● **BRIEF**
Your task is to find every line of the listing that includes "content" and copy it.

═════ PROVIDED RECORDS ═════

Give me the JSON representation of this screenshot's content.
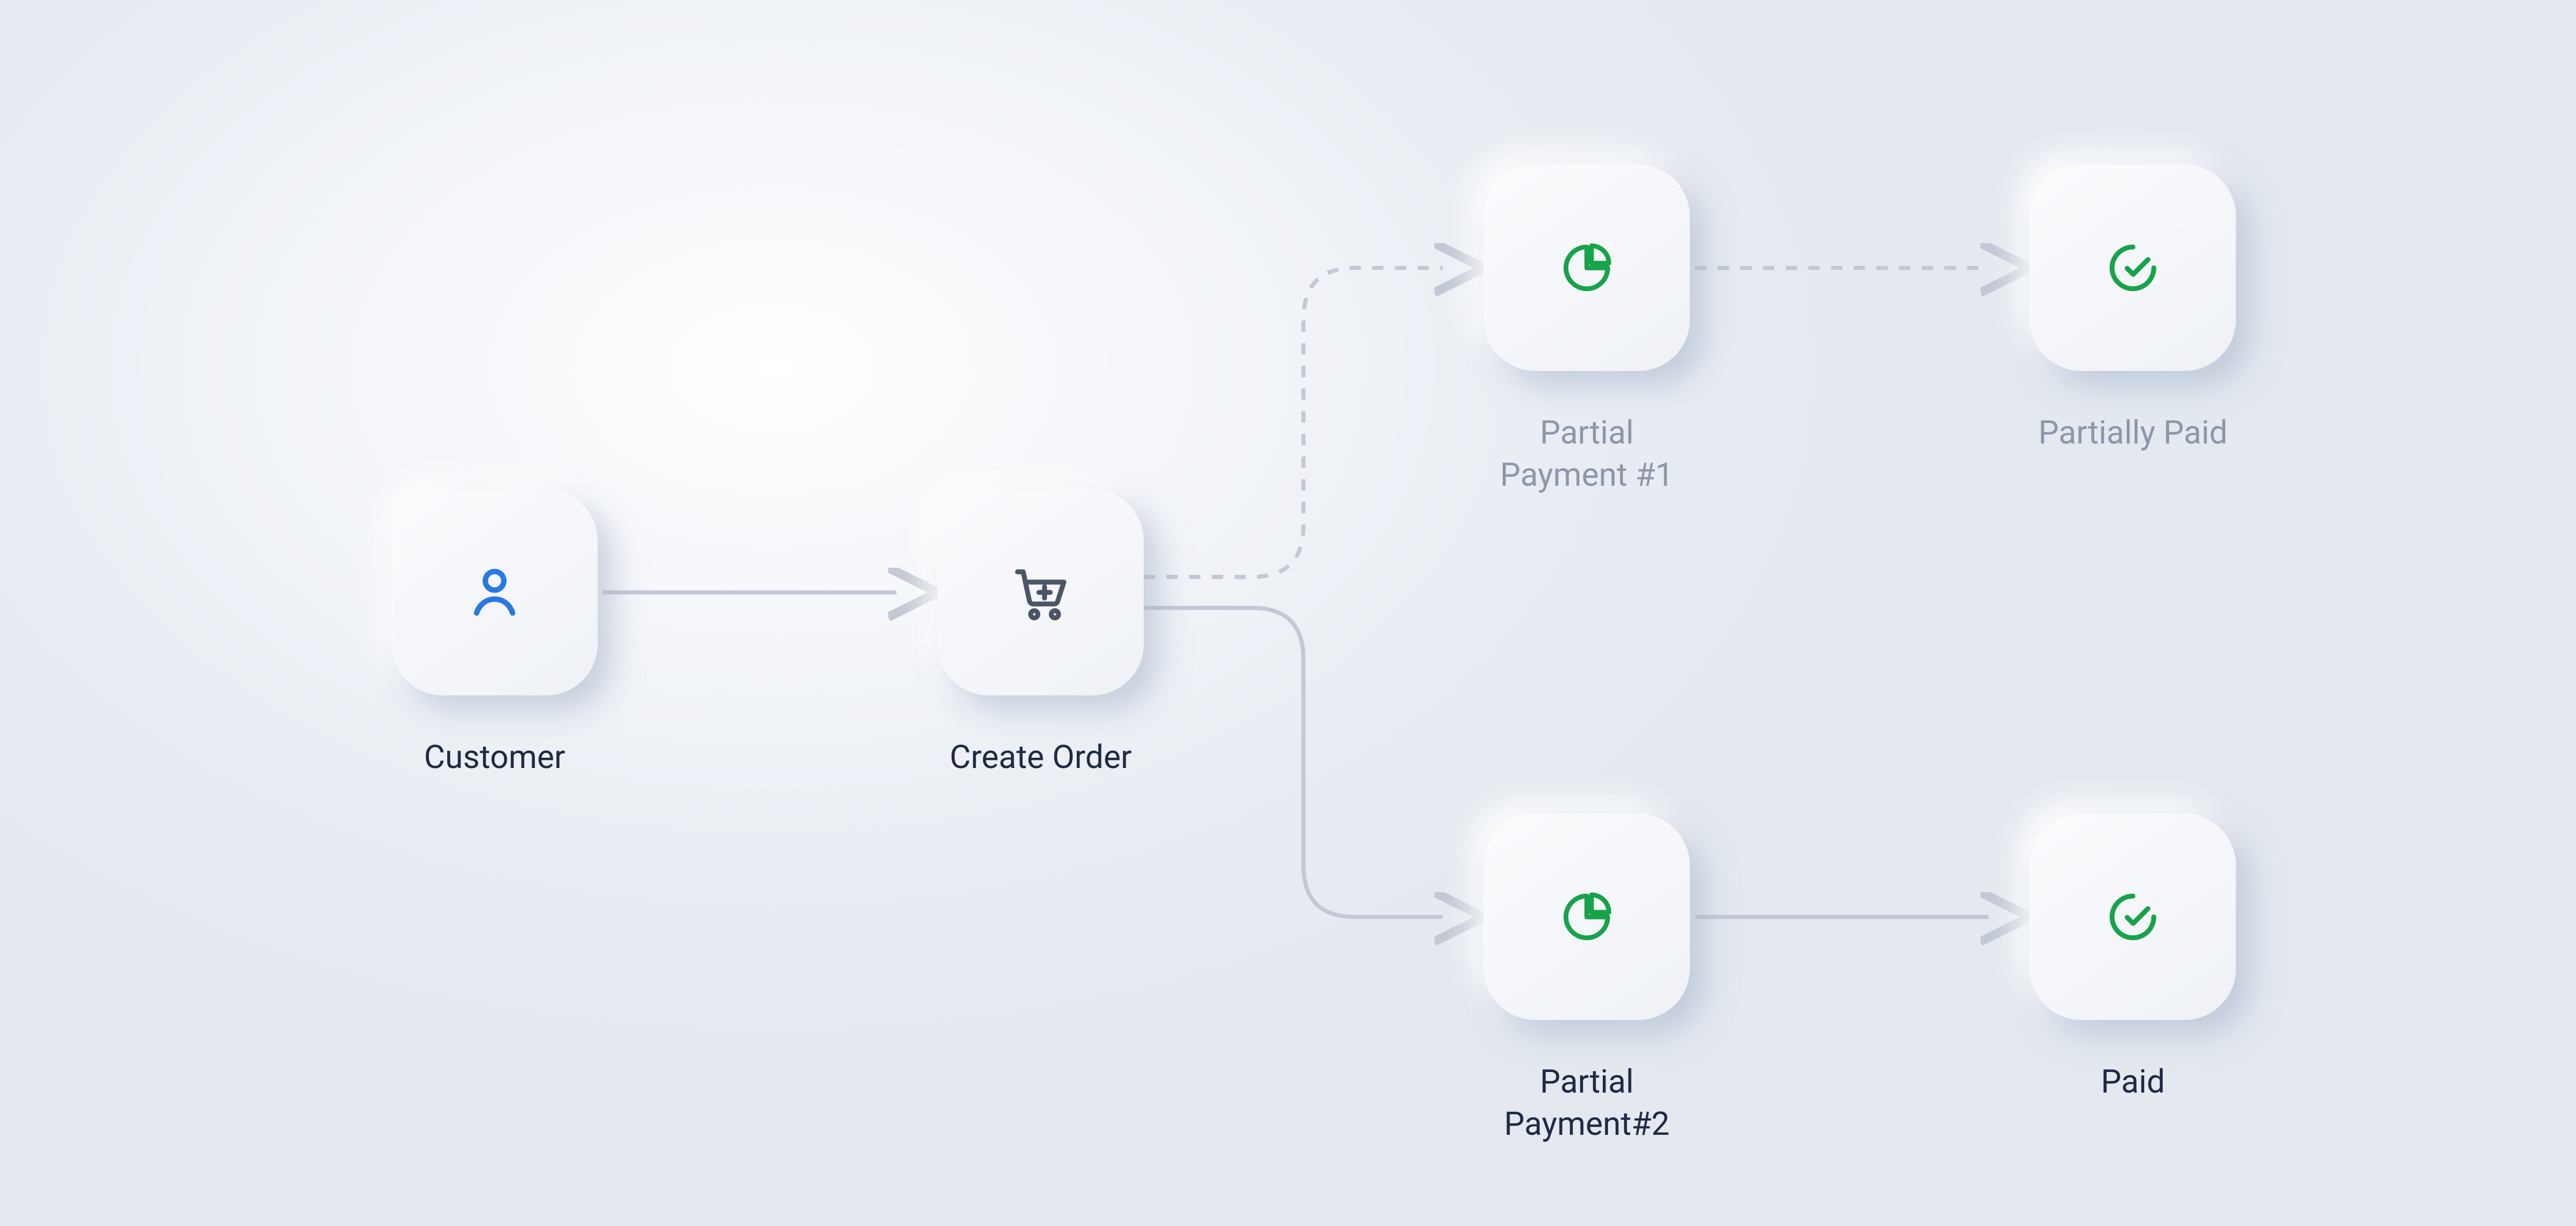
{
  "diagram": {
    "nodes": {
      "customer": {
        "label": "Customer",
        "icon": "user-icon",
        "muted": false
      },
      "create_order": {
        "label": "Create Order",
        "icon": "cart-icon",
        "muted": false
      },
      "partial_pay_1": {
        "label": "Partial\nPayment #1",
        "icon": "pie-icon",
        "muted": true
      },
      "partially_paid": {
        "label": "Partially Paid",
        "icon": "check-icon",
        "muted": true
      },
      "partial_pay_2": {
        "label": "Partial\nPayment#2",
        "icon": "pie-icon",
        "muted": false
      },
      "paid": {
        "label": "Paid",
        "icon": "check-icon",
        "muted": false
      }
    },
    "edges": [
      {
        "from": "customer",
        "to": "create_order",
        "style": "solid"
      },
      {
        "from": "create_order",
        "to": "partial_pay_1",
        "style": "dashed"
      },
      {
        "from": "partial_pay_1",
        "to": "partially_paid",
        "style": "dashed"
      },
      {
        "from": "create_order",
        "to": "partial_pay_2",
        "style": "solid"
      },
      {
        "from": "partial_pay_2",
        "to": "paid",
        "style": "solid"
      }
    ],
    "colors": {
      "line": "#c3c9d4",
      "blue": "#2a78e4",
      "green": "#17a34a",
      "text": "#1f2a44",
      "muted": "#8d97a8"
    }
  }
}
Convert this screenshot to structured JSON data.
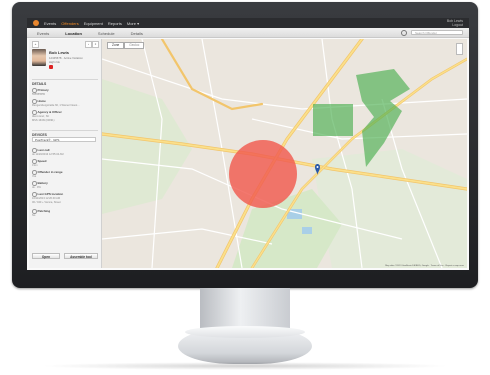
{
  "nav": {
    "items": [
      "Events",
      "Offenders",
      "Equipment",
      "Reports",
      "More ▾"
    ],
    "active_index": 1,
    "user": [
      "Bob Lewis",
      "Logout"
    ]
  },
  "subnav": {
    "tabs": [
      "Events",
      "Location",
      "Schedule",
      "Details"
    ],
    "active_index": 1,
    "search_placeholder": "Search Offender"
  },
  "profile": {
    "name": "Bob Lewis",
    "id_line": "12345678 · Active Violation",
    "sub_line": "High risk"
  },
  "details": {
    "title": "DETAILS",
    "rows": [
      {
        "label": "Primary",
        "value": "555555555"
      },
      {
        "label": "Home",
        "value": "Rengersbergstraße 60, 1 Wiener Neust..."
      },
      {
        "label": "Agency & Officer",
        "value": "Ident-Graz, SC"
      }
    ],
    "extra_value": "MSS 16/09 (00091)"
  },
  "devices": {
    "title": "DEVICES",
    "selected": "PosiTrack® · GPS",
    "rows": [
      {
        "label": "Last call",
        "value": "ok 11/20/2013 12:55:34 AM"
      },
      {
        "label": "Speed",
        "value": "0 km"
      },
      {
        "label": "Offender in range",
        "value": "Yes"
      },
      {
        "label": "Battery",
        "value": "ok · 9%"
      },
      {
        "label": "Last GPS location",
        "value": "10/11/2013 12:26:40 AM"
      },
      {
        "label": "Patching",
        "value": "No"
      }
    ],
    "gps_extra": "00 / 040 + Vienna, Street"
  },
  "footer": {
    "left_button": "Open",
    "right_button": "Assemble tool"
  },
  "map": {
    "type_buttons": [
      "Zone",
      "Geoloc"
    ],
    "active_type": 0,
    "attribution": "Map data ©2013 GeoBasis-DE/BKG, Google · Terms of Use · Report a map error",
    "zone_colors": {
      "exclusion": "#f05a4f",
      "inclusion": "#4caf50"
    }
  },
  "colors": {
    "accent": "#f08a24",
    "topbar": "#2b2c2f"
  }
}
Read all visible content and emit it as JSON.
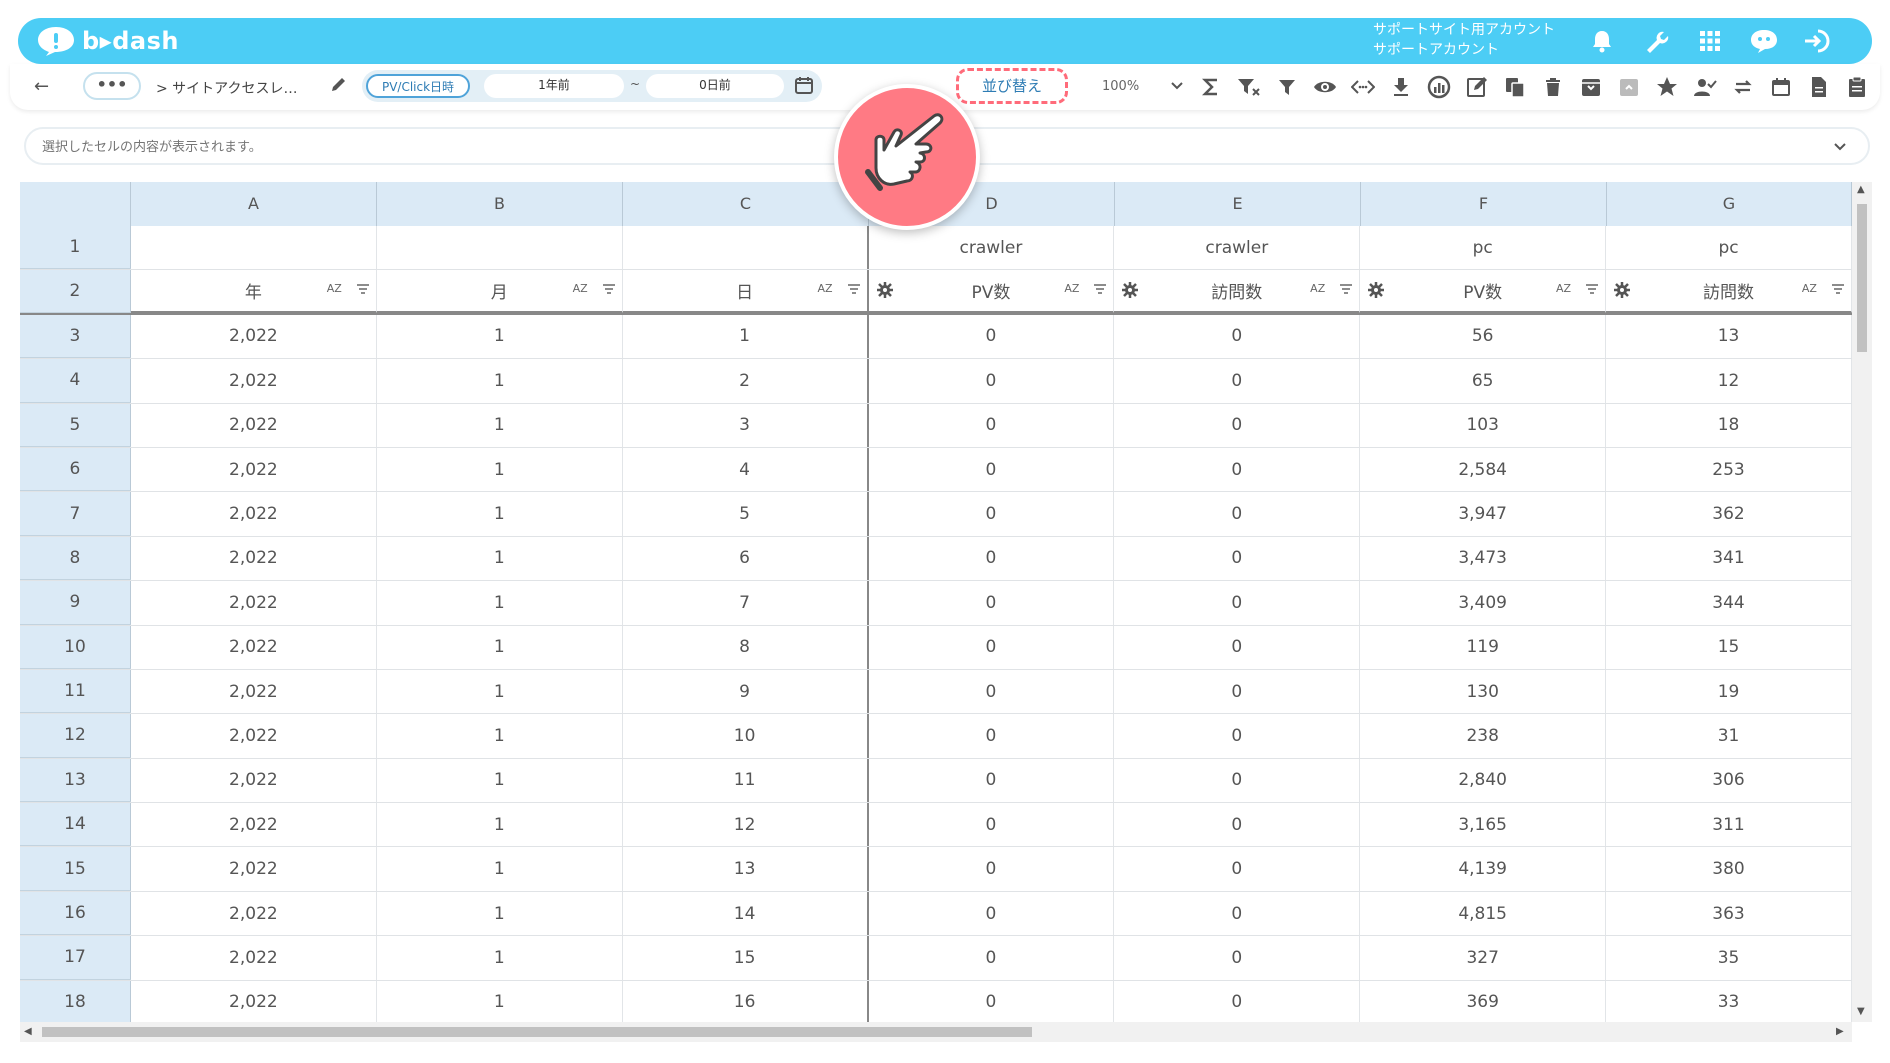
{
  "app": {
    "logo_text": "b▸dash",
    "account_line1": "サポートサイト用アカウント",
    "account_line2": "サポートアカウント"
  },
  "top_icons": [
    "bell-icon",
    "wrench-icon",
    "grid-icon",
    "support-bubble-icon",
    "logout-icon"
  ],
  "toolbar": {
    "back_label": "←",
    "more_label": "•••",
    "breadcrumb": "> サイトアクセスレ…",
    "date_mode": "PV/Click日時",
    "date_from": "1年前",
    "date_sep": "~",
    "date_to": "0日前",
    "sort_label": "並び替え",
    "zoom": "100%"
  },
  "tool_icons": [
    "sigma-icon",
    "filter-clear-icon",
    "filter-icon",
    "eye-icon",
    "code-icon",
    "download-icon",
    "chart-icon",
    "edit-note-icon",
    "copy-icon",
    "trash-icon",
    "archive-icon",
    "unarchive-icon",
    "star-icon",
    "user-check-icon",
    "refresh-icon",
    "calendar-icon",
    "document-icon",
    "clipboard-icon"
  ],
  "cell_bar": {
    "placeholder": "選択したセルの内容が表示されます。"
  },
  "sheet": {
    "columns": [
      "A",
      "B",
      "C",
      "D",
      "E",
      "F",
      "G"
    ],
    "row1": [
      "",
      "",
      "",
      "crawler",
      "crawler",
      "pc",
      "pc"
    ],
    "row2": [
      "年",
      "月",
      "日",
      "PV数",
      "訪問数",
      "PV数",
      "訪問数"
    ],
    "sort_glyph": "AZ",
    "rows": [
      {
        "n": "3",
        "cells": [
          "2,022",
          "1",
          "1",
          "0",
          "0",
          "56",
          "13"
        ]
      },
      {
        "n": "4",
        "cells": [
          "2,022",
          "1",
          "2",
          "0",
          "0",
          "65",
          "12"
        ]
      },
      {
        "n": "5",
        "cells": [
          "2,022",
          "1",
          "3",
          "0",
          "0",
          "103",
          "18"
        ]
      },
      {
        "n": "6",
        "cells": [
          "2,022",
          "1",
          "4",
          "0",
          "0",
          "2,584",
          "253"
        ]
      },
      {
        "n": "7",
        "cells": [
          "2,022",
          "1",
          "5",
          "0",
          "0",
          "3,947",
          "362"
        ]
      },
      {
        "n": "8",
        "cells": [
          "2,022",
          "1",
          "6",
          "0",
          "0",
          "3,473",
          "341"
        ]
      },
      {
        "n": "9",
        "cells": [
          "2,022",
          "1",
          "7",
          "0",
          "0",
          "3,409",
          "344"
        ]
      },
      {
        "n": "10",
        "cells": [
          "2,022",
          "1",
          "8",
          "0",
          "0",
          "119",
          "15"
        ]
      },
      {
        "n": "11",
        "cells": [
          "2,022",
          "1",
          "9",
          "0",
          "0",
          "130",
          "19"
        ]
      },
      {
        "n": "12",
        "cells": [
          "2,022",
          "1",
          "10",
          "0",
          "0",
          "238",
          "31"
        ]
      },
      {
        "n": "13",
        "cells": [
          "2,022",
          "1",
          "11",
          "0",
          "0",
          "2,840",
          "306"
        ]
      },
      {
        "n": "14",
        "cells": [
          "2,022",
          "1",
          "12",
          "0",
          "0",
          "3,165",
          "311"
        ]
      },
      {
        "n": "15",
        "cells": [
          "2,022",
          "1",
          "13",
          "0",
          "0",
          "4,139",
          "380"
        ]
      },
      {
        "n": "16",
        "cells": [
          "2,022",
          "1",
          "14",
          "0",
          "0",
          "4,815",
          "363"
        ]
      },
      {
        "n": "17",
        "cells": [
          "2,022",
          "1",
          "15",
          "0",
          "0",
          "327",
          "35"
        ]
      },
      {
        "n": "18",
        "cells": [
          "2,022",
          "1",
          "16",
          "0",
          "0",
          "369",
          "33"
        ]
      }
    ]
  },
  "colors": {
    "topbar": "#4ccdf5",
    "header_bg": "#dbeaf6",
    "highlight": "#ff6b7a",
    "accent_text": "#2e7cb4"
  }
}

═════

● **EXPECTED ANSWER**
Give me the JSON representation of this screenshot's content.
Read all visible content and emit it as JSON.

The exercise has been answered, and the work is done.